Editor’s note: U.S. Rep. Alan Lowenthal (D-Calif) serves on the House Foreign Affairs and Natural Resources Committees. Michael Shank is associate director for legislative affairs at the Friends Committee on National Legislation and a senior fellow at the JustJobs Network. The views expressed are their own.
The partisan picking apart of last month’s Congressional Budget Office report on the minimum wage – and the debate over its impact on employment – was just the latest missed opportunity to find bipartisan solutions for this country’s problems. Sadly, in this case, the failure strikes at the very heart of the American Dream – economic mobility.
Despite what many Americans assume, the United States actually has some of the lowest and longest-stagnating rates of economic mobility in the rich world – significantly lower than many European countries. This fact should be of concern to both Democrats and Republicans as it hinders this country’s economy.
How has this happened? For a start, the minimum wage has lost much of its purchasing power, and hasn't kept pace with inflation. Indeed, the minimum wage, adjusted for inflation, is lower now than it was in the late 1960s, while wages at the bottom end of the scale have fallen in recent decades, even as worker productivity has grown.

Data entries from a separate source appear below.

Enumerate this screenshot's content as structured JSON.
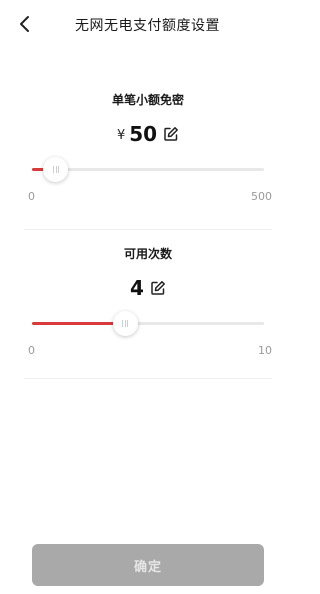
{
  "header": {
    "title": "无网无电支付额度设置"
  },
  "amount": {
    "label": "单笔小额免密",
    "currency": "¥",
    "value": "50",
    "min": "0",
    "max": "500",
    "level": 0.1
  },
  "count": {
    "label": "可用次数",
    "value": "4",
    "min": "0",
    "max": "10",
    "level": 0.4
  },
  "confirm_button": {
    "label": "确定"
  },
  "colors": {
    "accent": "#d93a3a",
    "track": "#e8e8e8",
    "button_disabled": "#a9a9a9"
  },
  "icons": {
    "back": "chevron-left-icon",
    "edit": "edit-pencil-icon"
  }
}
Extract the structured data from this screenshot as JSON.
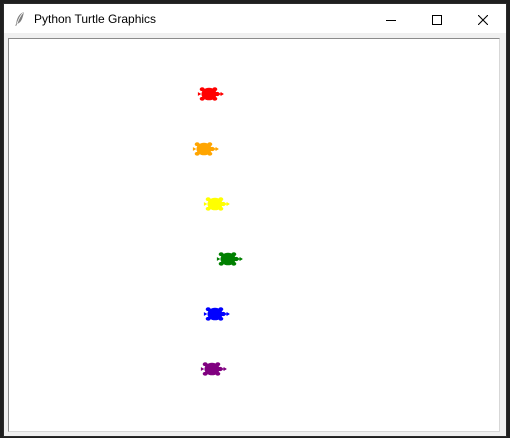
{
  "window": {
    "title": "Python Turtle Graphics",
    "app_icon": "feather-icon",
    "controls": [
      "minimize-icon",
      "maximize-icon",
      "close-icon"
    ]
  },
  "canvas": {
    "background": "#ffffff",
    "turtles": [
      {
        "name": "turtle-red",
        "color": "#ff0000"
      },
      {
        "name": "turtle-orange",
        "color": "#ffa500"
      },
      {
        "name": "turtle-yellow",
        "color": "#ffff00"
      },
      {
        "name": "turtle-green",
        "color": "#008000"
      },
      {
        "name": "turtle-blue",
        "color": "#0000ff"
      },
      {
        "name": "turtle-purple",
        "color": "#800080"
      }
    ]
  }
}
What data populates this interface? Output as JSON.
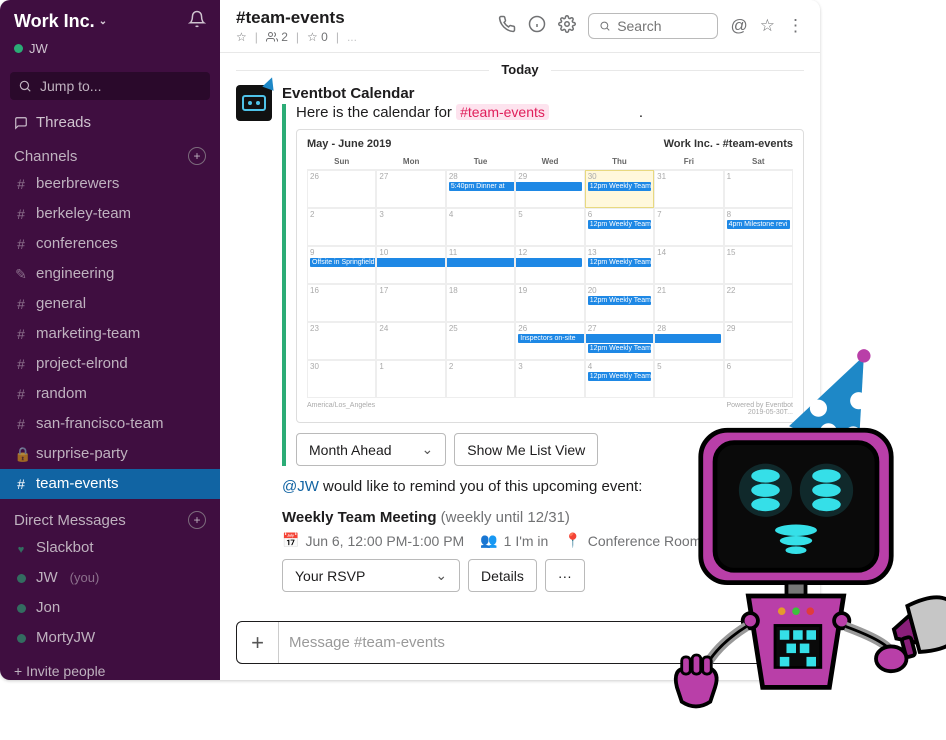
{
  "workspace": {
    "name": "Work Inc.",
    "user_short": "JW"
  },
  "sidebar": {
    "jump_to": "Jump to...",
    "threads": "Threads",
    "channels_label": "Channels",
    "channels": [
      {
        "prefix": "#",
        "name": "beerbrewers"
      },
      {
        "prefix": "#",
        "name": "berkeley-team"
      },
      {
        "prefix": "#",
        "name": "conferences"
      },
      {
        "prefix": "✎",
        "name": "engineering"
      },
      {
        "prefix": "#",
        "name": "general"
      },
      {
        "prefix": "#",
        "name": "marketing-team"
      },
      {
        "prefix": "#",
        "name": "project-elrond"
      },
      {
        "prefix": "#",
        "name": "random"
      },
      {
        "prefix": "#",
        "name": "san-francisco-team"
      },
      {
        "prefix": "🔒",
        "name": "surprise-party"
      },
      {
        "prefix": "#",
        "name": "team-events",
        "active": true
      }
    ],
    "dm_label": "Direct Messages",
    "dms": [
      {
        "name": "Slackbot",
        "presence": "heart"
      },
      {
        "name": "JW",
        "you": "(you)",
        "presence": "online"
      },
      {
        "name": "Jon",
        "presence": "online"
      },
      {
        "name": "MortyJW",
        "presence": "online"
      }
    ],
    "invite": "Invite people"
  },
  "header": {
    "channel": "#team-events",
    "star": "☆",
    "members": "2",
    "pins": "0",
    "search_placeholder": "Search"
  },
  "divider": "Today",
  "message": {
    "author": "Eventbot Calendar",
    "intro_prefix": "Here is the calendar for ",
    "intro_tag": "#team-events",
    "intro_suffix": ".",
    "calendar": {
      "range": "May - June 2019",
      "context": "Work Inc. - #team-events",
      "dow": [
        "Sun",
        "Mon",
        "Tue",
        "Wed",
        "Thu",
        "Fri",
        "Sat"
      ],
      "tz": "America/Los_Angeles",
      "powered": "Powered by Eventbot",
      "generated": "2019-05-30T...",
      "weeks": [
        [
          {
            "d": "26"
          },
          {
            "d": "27"
          },
          {
            "d": "28",
            "ev": [
              {
                "t": "5:40pm Dinner at",
                "s": "start"
              }
            ]
          },
          {
            "d": "29",
            "ev": [
              {
                "t": "",
                "s": "end"
              }
            ]
          },
          {
            "d": "30",
            "today": true,
            "ev": [
              {
                "t": "12pm Weekly Team"
              }
            ]
          },
          {
            "d": "31"
          },
          {
            "d": "1"
          }
        ],
        [
          {
            "d": "2"
          },
          {
            "d": "3"
          },
          {
            "d": "4"
          },
          {
            "d": "5"
          },
          {
            "d": "6",
            "ev": [
              {
                "t": "12pm Weekly Team"
              }
            ]
          },
          {
            "d": "7"
          },
          {
            "d": "8",
            "ev": [
              {
                "t": "4pm Milestone revi"
              }
            ]
          }
        ],
        [
          {
            "d": "9",
            "ev": [
              {
                "t": "Offsite in Springfield",
                "s": "start"
              }
            ]
          },
          {
            "d": "10",
            "ev": [
              {
                "t": "",
                "s": "mid"
              }
            ]
          },
          {
            "d": "11",
            "ev": [
              {
                "t": "",
                "s": "mid"
              }
            ]
          },
          {
            "d": "12",
            "ev": [
              {
                "t": "",
                "s": "end"
              }
            ]
          },
          {
            "d": "13",
            "ev": [
              {
                "t": "12pm Weekly Team"
              }
            ]
          },
          {
            "d": "14"
          },
          {
            "d": "15"
          }
        ],
        [
          {
            "d": "16"
          },
          {
            "d": "17"
          },
          {
            "d": "18"
          },
          {
            "d": "19"
          },
          {
            "d": "20",
            "ev": [
              {
                "t": "12pm Weekly Team"
              }
            ]
          },
          {
            "d": "21"
          },
          {
            "d": "22"
          }
        ],
        [
          {
            "d": "23"
          },
          {
            "d": "24"
          },
          {
            "d": "25"
          },
          {
            "d": "26",
            "ev": [
              {
                "t": "Inspectors on-site",
                "s": "start"
              }
            ]
          },
          {
            "d": "27",
            "ev": [
              {
                "t": "",
                "s": "mid"
              },
              {
                "t": "12pm Weekly Team"
              }
            ]
          },
          {
            "d": "28",
            "ev": [
              {
                "t": "",
                "s": "end"
              }
            ]
          },
          {
            "d": "29"
          }
        ],
        [
          {
            "d": "30"
          },
          {
            "d": "1"
          },
          {
            "d": "2"
          },
          {
            "d": "3"
          },
          {
            "d": "4",
            "ev": [
              {
                "t": "12pm Weekly Team"
              }
            ]
          },
          {
            "d": "5"
          },
          {
            "d": "6"
          }
        ]
      ]
    },
    "btn_month": "Month Ahead",
    "btn_list": "Show Me List View",
    "remind_mention": "@JW",
    "remind_text": " would like to remind you of this upcoming event:"
  },
  "event": {
    "title": "Weekly Team Meeting",
    "recurrence": "(weekly until 12/31)",
    "when": "Jun 6, 12:00 PM-1:00 PM",
    "attend": "1 I'm in",
    "loc": "Conference Room",
    "rsvp": "Your RSVP",
    "details": "Details"
  },
  "composer": {
    "placeholder": "Message #team-events"
  }
}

By Anna Borshchevskaya, Special to CNN
Editor’s note: Anna Borshchevskaya is a fellow at the European Foundation for Democracy. You can follow her @annaborsh. The views expressed are her own.
The ongoing crisis in Ukraine has captured the attention of the world, including the Middle East, where many see parallels between the struggle for democracy in Kiev and their own countries. But the unrest in Ukraine has a particularly special meaning for Syria, where peaceful protests against Bashar al-Assad eventually turned violent in the absence of Western support. Ukrainian protesters in Kiev last month, for their part, flew the Syrian revolutionary flag alongside the Ukrainian flag. The big question, though, is whether the West will see the connections that the protesters see – and draw some vital lessons.
From the U.S.-Russia reset, to Syria, to Iran, there has been ample opportunity for Russian President Vladimir Putin to perceive weakness from the West. And in the absence of decisive Western leadership, the post-Soviet space and the Middle East have seen a resurgent Russia, under Putin’s leadership, work to create what amounts to a Soviet Union 2.0, propping up authoritarian regimes, creating areas of influence, and stifling freedom and democracy.
Such moves have prompted some analysts to note what they see as a revival of the Cold War struggle between Russia and the U.S., whether it be the ongoing crisis in Ukraine or the Middle East/North Africa region.
By Fareed Zakaria
“The French social historian Philippe Aries famously argued that the expansion of formal schooling during the 17th and 18th centuries in Europe had created the modern concept of childhood by removing children from adult society, and drawing attention to their particular needs and abilities,” writes Pankaj Mishra for Bloomberg. “One could argue that the Asia-wide obsession with vocational education and careers has led to the opposite – the early exposure of children to the tasks and responsibilities of adult society, and the destruction of childhood.”
“The freedom and innocence of youth has been cruelly foreshortened by the imperative to train early – through a joyless regime of coaching classes and entrance exams enforced by tiger moms, dragon teachers and other fierce taskmasters. Many among the striving young then find that success is not guaranteed in the scramble for skills and jobs in an unforgiving new world, where whatever comparative advantage one may have always seems to be slipping away.”